Blumberg is chairman of an organization offering Jewish families as much as $50,000 to relocate to Dothan, Ala., an overwhelmingly Christian town of 58,000 that calls itself the Peanut Capital of the World. Get involved at Temple Emanu-El and stay at least five years, the group’s leaders say, and the money doesn’t have to be repaid.

More Jews are living in the South than ever before — about 386,000 at last count in 2001, according to Stuart Rockoff, a historian at the Goldring/Woldenberg Institute of Southern Jewish Life in Jackson, Miss. But many young Jews are leaving small towns in favor of cities such as Atlanta and Birmingham. The trend has forced dozens of small-town synagogues to close.

Launched in June, the Blumberg program has put advertisements in Jewish newspapers in Boston, Miami, Providence, R.I., and Washington, D.C., and it plans to expand the campaign.

Trying to lure Jewish families to a quiet Southern town in a state with a reputation for far-right politics and racial intolerance might be difficult. About 20 Jewish families have sought information about Dothan, though none has made the move.

Rockoff credits Blumberg and the rest of the congregation with fighting to remain in Dothan, where the synagogue has a full-time rabbi and the temple, which is aligned with the Reform movement, hasn’t missed having a Friday night service in decades.
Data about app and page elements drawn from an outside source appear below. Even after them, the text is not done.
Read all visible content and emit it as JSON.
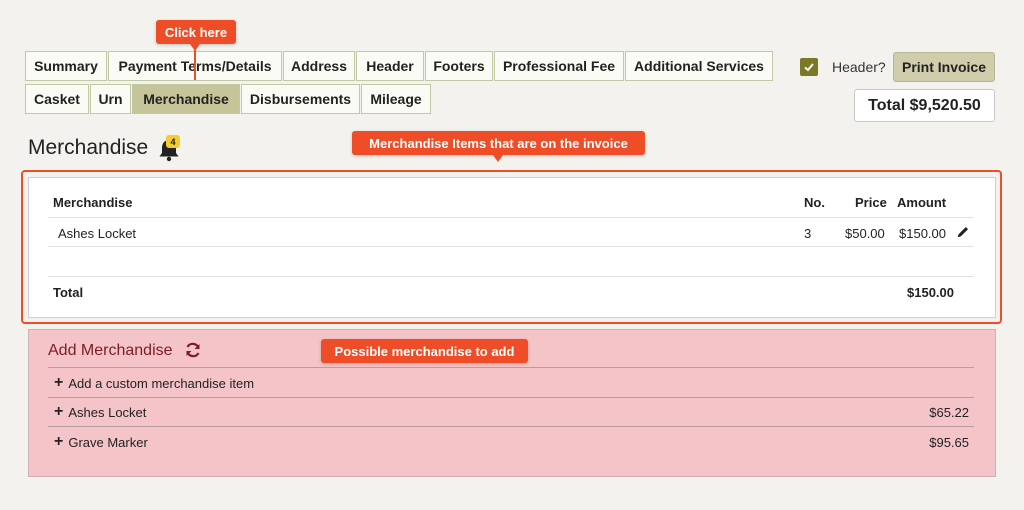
{
  "tabs_row1": [
    "Summary",
    "Payment Terms/Details",
    "Address",
    "Header",
    "Footers",
    "Professional Fee",
    "Additional Services"
  ],
  "tabs_row2": [
    "Casket",
    "Urn",
    "Merchandise",
    "Disbursements",
    "Mileage"
  ],
  "active_tab": "Merchandise",
  "callouts": {
    "click_here": "Click here",
    "items_on_invoice": "Merchandise Items that are on the invoice",
    "possible_add": "Possible merchandise to add"
  },
  "header_toggle": {
    "label": "Header?",
    "checked": true
  },
  "print_button": "Print Invoice",
  "invoice_total": "Total $9,520.50",
  "section": {
    "title": "Merchandise",
    "notification_count": "4",
    "bell_icon": "bell-icon"
  },
  "table": {
    "headers": {
      "item": "Merchandise",
      "no": "No.",
      "price": "Price",
      "amount": "Amount"
    },
    "rows": [
      {
        "item": "Ashes Locket",
        "no": "3",
        "price": "$50.00",
        "amount": "$150.00",
        "action_icon": "pencil-icon"
      }
    ],
    "footer": {
      "label": "Total",
      "amount": "$150.00"
    }
  },
  "add_merchandise": {
    "title": "Add Merchandise",
    "refresh_icon": "refresh-icon",
    "items": [
      {
        "label": "Add a custom merchandise item",
        "price": ""
      },
      {
        "label": "Ashes Locket",
        "price": "$65.22"
      },
      {
        "label": "Grave Marker",
        "price": "$95.65"
      }
    ]
  },
  "colors": {
    "accent": "#ef4d27",
    "tab_active": "#c6c59a",
    "add_panel": "#f5c4c8",
    "checkbox": "#7b7925"
  }
}
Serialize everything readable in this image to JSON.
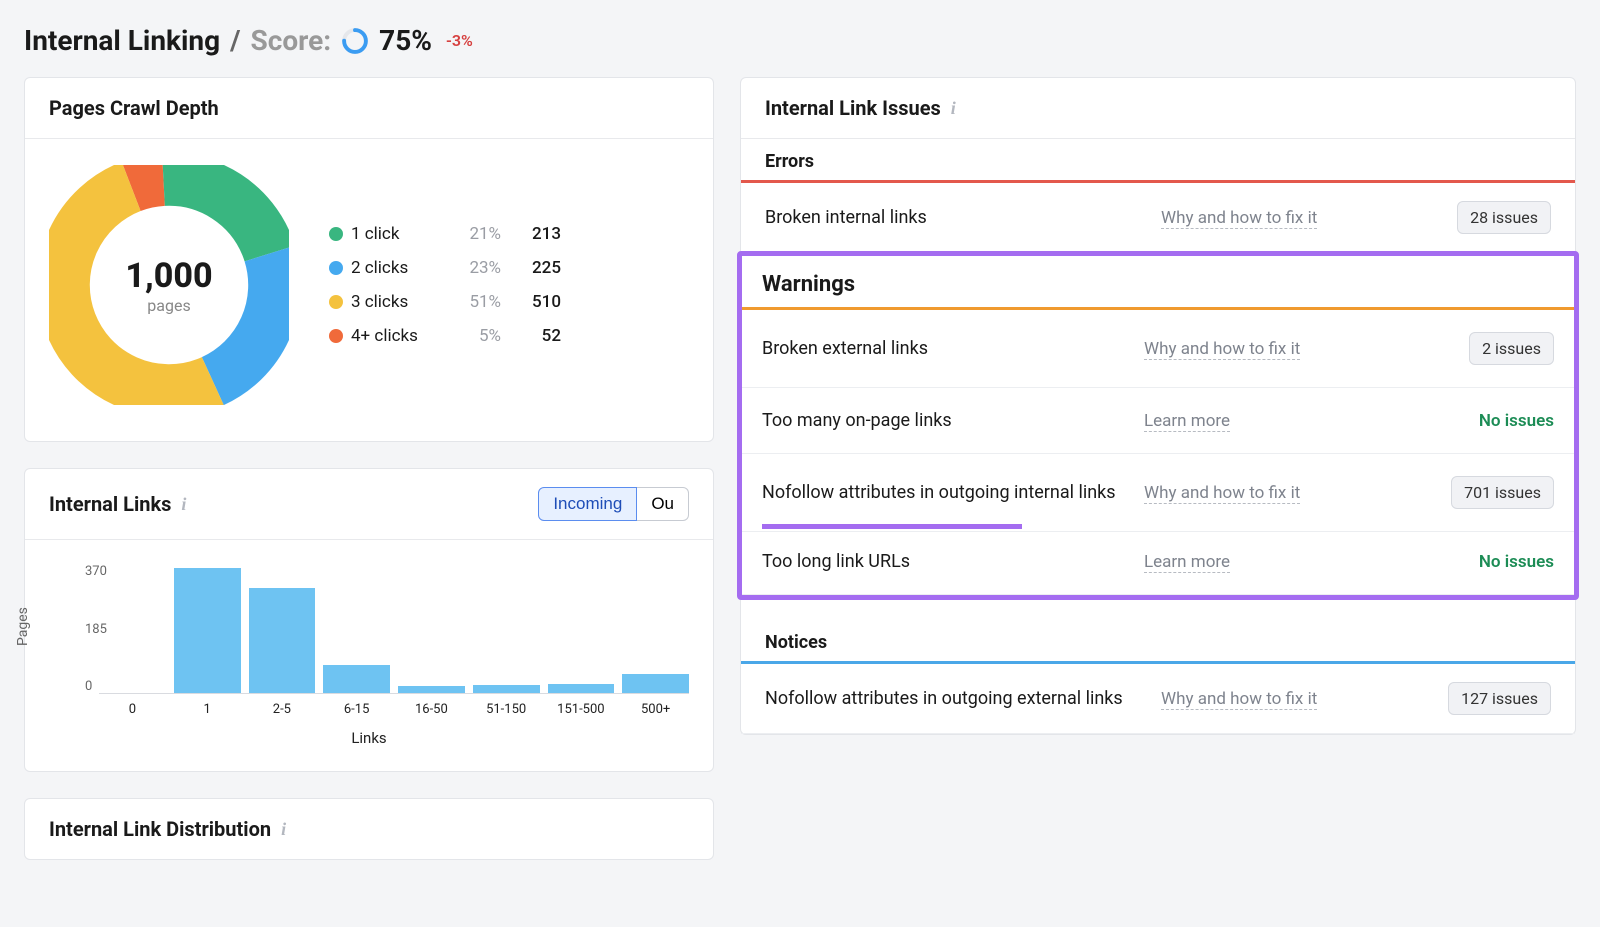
{
  "header": {
    "title": "Internal Linking",
    "separator": "/",
    "score_label": "Score:",
    "score_value": "75%",
    "score_delta": "-3%",
    "score_ring_color": "#3b9cf2",
    "score_ring_pct": 75
  },
  "crawl_depth": {
    "title": "Pages Crawl Depth",
    "center_value": "1,000",
    "center_label": "pages",
    "segments": [
      {
        "label": "1 click",
        "pct": "21%",
        "value": "213",
        "color": "#39b680",
        "frac": 0.21
      },
      {
        "label": "2 clicks",
        "pct": "23%",
        "value": "225",
        "color": "#45a9ef",
        "frac": 0.23
      },
      {
        "label": "3 clicks",
        "pct": "51%",
        "value": "510",
        "color": "#f4c23e",
        "frac": 0.51
      },
      {
        "label": "4+ clicks",
        "pct": "5%",
        "value": "52",
        "color": "#f06a3a",
        "frac": 0.05
      }
    ]
  },
  "internal_links_chart": {
    "title": "Internal Links",
    "tab_incoming": "Incoming",
    "tab_outgoing": "Ou",
    "selected_tab": "incoming",
    "y_label": "Pages",
    "x_label": "Links",
    "y_ticks": [
      "370",
      "185",
      "0"
    ],
    "y_max": 370
  },
  "chart_data": {
    "type": "bar",
    "title": "Internal Links (Incoming)",
    "xlabel": "Links",
    "ylabel": "Pages",
    "ylim": [
      0,
      370
    ],
    "categories": [
      "0",
      "1",
      "2-5",
      "6-15",
      "16-50",
      "51-150",
      "151-500",
      "500+"
    ],
    "values": [
      0,
      360,
      300,
      80,
      20,
      22,
      25,
      55
    ]
  },
  "internal_link_distribution": {
    "title": "Internal Link Distribution"
  },
  "issues": {
    "title": "Internal Link Issues",
    "errors": {
      "heading": "Errors",
      "rows": [
        {
          "name": "Broken internal links",
          "help": "Why and how to fix it",
          "count_label": "28 issues",
          "has_count": true
        }
      ]
    },
    "warnings": {
      "heading": "Warnings",
      "rows": [
        {
          "name": "Broken external links",
          "help": "Why and how to fix it",
          "count_label": "2 issues",
          "has_count": true,
          "highlight": false
        },
        {
          "name": "Too many on-page links",
          "help": "Learn more",
          "count_label": "No issues",
          "has_count": false,
          "highlight": false
        },
        {
          "name": "Nofollow attributes in outgoing internal links",
          "help": "Why and how to fix it",
          "count_label": "701 issues",
          "has_count": true,
          "highlight": true
        },
        {
          "name": "Too long link URLs",
          "help": "Learn more",
          "count_label": "No issues",
          "has_count": false,
          "highlight": false
        }
      ]
    },
    "notices": {
      "heading": "Notices",
      "rows": [
        {
          "name": "Nofollow attributes in outgoing external links",
          "help": "Why and how to fix it",
          "count_label": "127 issues",
          "has_count": true
        }
      ]
    }
  }
}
“It is a small community, but they have some deep pockets to be able to do this,” said Rockoff. “As a historian it is fascinating to see them trying to buck this trend.”